→ Data for the task
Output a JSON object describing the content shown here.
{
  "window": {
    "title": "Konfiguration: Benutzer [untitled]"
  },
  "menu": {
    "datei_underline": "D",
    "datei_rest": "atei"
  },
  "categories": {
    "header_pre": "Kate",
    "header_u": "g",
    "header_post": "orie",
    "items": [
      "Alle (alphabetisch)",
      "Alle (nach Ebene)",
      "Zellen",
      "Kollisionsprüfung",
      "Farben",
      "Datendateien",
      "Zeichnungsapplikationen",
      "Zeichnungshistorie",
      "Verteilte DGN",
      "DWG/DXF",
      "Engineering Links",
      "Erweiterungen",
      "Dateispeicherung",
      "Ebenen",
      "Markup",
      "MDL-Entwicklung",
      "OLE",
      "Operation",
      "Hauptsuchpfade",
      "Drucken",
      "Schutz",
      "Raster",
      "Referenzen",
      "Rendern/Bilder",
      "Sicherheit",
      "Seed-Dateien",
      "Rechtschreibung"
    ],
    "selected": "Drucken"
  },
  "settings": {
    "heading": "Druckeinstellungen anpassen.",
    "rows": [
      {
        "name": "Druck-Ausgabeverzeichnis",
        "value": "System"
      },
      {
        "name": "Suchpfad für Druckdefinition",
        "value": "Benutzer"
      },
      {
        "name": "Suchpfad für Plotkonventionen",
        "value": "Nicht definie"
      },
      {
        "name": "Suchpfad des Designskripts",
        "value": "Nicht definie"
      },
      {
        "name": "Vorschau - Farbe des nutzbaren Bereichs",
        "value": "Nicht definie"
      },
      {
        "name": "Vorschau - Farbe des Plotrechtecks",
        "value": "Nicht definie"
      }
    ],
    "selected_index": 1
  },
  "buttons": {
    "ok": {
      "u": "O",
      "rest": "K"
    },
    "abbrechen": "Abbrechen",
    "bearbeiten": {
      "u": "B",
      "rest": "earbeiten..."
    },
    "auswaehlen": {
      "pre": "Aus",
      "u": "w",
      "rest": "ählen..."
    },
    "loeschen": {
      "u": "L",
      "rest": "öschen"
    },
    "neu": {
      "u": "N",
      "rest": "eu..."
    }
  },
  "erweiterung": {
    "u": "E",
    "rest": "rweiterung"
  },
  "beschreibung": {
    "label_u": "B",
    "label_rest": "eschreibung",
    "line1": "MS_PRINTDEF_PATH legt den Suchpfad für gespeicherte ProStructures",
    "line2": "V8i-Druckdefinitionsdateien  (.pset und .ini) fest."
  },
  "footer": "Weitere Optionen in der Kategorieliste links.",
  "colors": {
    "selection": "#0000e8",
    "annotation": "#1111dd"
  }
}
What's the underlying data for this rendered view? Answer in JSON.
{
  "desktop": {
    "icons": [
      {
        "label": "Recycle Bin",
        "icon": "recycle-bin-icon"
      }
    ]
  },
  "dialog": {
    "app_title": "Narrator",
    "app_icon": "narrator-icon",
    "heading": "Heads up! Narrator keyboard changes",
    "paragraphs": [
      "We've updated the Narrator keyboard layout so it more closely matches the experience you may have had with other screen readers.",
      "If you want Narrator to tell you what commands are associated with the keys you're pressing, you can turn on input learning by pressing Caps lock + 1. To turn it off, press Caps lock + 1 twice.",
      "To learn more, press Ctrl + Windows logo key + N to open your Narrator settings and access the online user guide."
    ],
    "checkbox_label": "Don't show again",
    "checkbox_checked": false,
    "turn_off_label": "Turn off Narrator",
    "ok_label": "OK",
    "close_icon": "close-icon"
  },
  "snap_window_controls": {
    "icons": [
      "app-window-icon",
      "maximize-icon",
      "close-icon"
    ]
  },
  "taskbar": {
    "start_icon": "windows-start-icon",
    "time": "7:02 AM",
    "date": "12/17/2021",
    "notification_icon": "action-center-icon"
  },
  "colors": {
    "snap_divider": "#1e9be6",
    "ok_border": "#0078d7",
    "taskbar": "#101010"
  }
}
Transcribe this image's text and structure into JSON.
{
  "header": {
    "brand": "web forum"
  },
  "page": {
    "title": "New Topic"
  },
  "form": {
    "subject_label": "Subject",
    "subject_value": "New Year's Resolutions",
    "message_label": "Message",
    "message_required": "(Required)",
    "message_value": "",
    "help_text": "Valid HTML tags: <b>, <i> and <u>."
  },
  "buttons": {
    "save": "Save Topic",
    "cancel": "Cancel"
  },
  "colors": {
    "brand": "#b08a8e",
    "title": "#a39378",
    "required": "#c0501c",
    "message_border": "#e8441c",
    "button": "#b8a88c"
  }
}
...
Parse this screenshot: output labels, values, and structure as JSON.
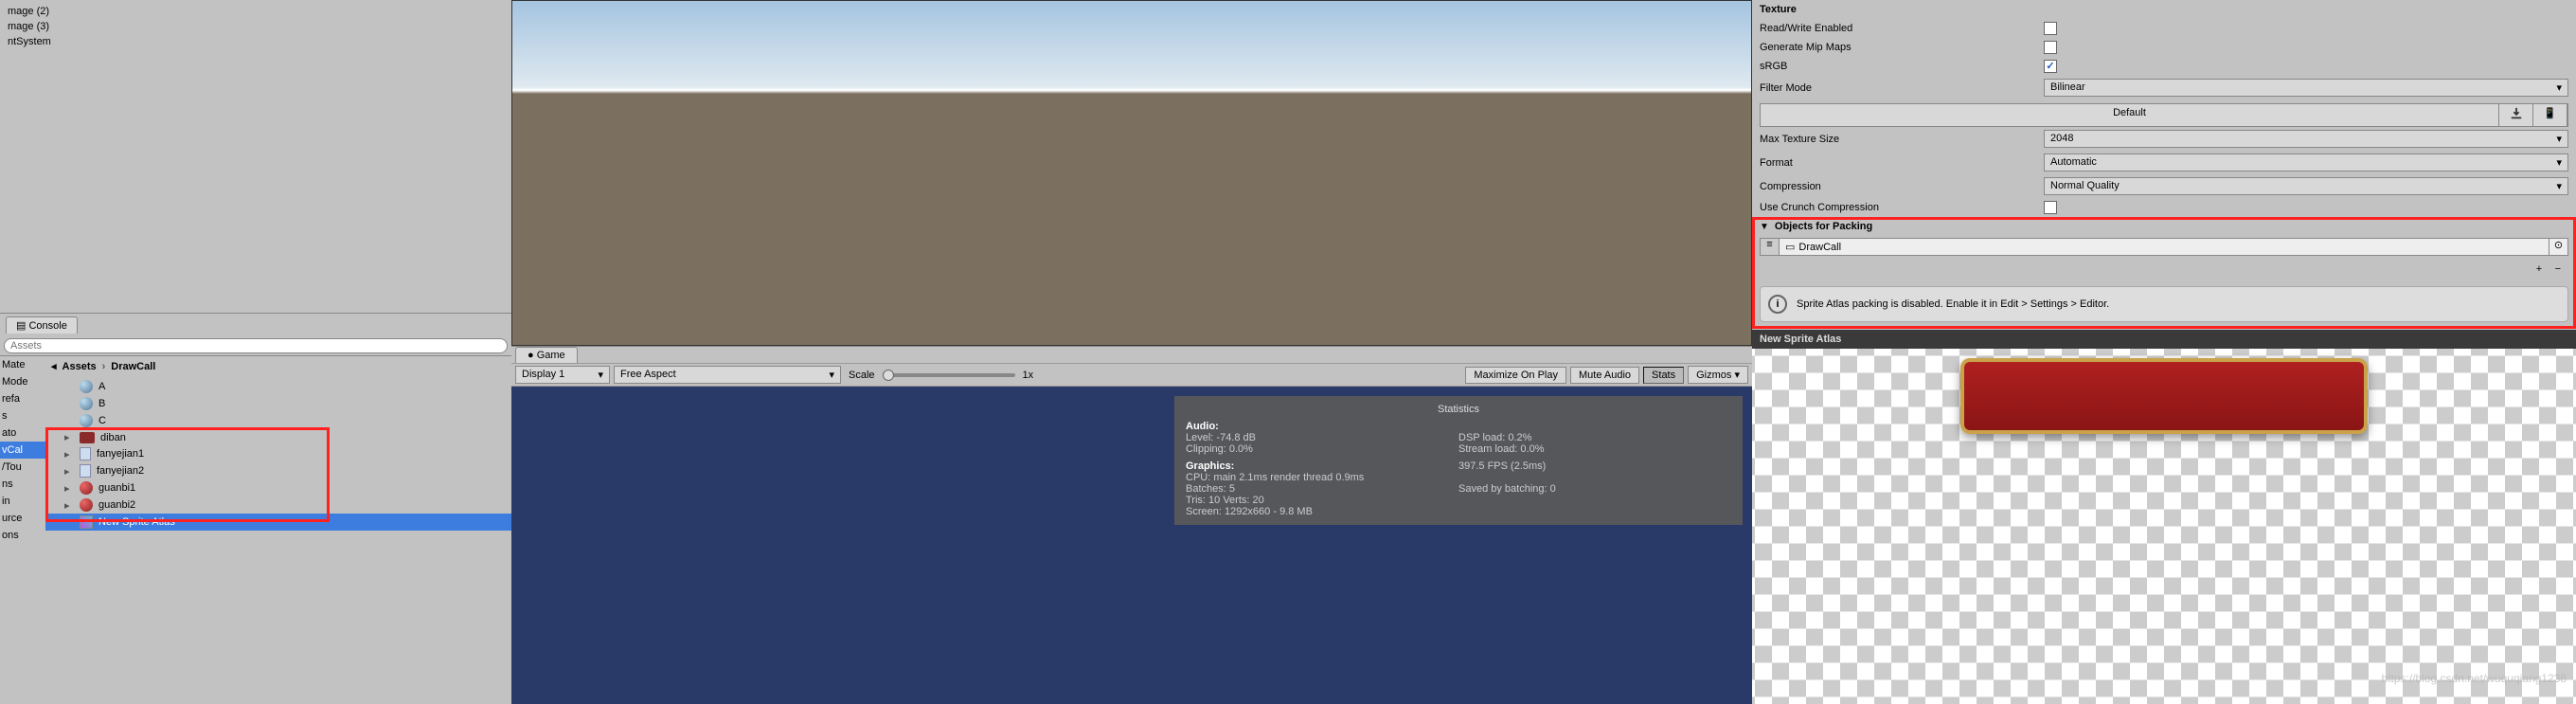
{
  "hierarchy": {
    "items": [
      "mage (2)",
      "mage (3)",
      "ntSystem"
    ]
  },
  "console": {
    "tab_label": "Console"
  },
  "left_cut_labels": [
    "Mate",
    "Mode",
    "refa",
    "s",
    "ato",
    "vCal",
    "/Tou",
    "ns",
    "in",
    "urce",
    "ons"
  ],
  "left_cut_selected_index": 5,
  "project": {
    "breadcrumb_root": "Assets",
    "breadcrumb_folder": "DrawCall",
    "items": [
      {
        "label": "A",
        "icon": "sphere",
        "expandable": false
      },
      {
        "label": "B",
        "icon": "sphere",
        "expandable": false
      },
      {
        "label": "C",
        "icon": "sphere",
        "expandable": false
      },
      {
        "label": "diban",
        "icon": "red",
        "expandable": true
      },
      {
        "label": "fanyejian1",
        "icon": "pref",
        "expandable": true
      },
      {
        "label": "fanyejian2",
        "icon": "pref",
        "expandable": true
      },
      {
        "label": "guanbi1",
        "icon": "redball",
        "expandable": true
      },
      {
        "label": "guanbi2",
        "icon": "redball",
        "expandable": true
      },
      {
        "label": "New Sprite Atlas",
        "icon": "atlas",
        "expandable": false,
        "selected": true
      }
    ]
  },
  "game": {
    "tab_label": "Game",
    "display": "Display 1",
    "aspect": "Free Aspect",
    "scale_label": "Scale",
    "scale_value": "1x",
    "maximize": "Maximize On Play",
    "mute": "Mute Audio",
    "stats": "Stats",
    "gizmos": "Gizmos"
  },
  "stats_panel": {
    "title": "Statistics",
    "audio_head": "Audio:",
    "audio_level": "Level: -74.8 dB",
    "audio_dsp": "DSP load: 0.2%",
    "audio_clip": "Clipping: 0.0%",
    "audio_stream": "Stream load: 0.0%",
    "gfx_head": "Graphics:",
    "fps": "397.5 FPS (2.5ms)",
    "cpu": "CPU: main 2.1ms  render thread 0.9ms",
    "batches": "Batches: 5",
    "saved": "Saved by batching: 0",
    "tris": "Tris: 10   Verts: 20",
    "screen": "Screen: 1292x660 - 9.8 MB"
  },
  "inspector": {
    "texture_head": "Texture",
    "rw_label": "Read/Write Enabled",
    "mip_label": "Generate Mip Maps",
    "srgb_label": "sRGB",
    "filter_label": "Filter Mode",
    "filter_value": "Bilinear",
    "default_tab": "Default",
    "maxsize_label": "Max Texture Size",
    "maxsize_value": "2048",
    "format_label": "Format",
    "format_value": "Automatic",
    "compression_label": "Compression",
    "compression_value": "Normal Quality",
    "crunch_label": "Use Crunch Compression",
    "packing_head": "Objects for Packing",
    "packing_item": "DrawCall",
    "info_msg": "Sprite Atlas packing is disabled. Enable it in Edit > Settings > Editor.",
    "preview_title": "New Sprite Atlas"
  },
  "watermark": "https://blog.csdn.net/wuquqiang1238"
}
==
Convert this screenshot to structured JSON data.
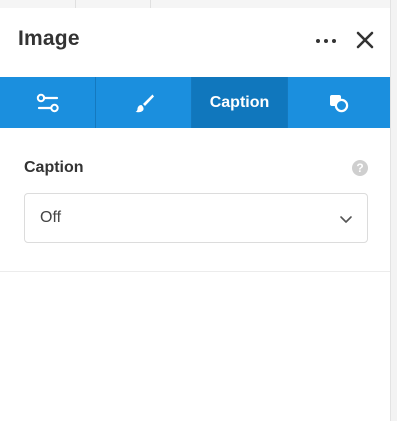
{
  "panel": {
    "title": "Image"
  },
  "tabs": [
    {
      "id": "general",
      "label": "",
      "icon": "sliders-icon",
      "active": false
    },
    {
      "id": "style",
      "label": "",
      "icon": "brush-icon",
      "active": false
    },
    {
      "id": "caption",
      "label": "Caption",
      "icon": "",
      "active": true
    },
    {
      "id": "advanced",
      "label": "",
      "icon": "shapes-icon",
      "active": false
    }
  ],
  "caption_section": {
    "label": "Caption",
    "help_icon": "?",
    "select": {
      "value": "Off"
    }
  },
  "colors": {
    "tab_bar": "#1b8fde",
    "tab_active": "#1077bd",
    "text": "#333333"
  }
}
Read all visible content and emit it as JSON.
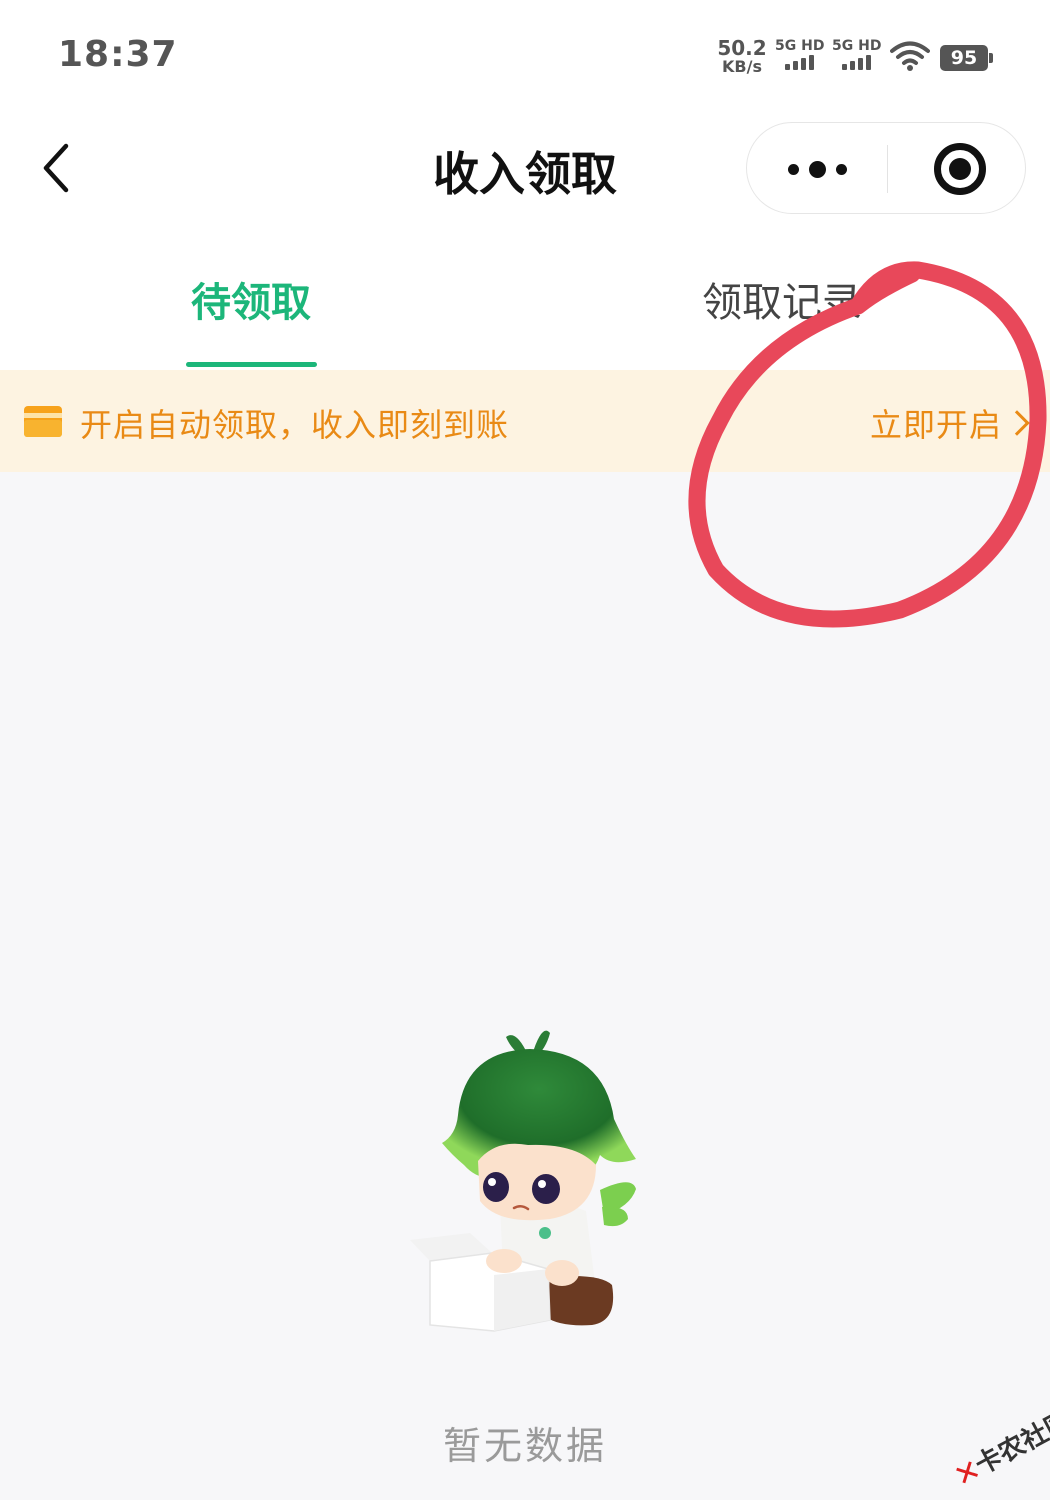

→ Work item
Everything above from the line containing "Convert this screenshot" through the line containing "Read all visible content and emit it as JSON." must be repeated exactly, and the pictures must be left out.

→ Response to the task
Convert this screenshot to structured JSON data.
{
  "panel": {
    "title": "Image"
  },
  "tabs": [
    {
      "id": "general",
      "label": "",
      "icon": "sliders-icon",
      "active": false
    },
    {
      "id": "style",
      "label": "",
      "icon": "brush-icon",
      "active": false
    },
    {
      "id": "caption",
      "label": "Caption",
      "icon": "",
      "active": true
    },
    {
      "id": "advanced",
      "label": "",
      "icon": "shapes-icon",
      "active": false
    }
  ],
  "caption_section": {
    "label": "Caption",
    "help_icon": "?",
    "select": {
      "value": "Off"
    }
  },
  "colors": {
    "tab_bar": "#1b8fde",
    "tab_active": "#1077bd",
    "text": "#333333"
  }
}
Read all visible content and emit it as JSON.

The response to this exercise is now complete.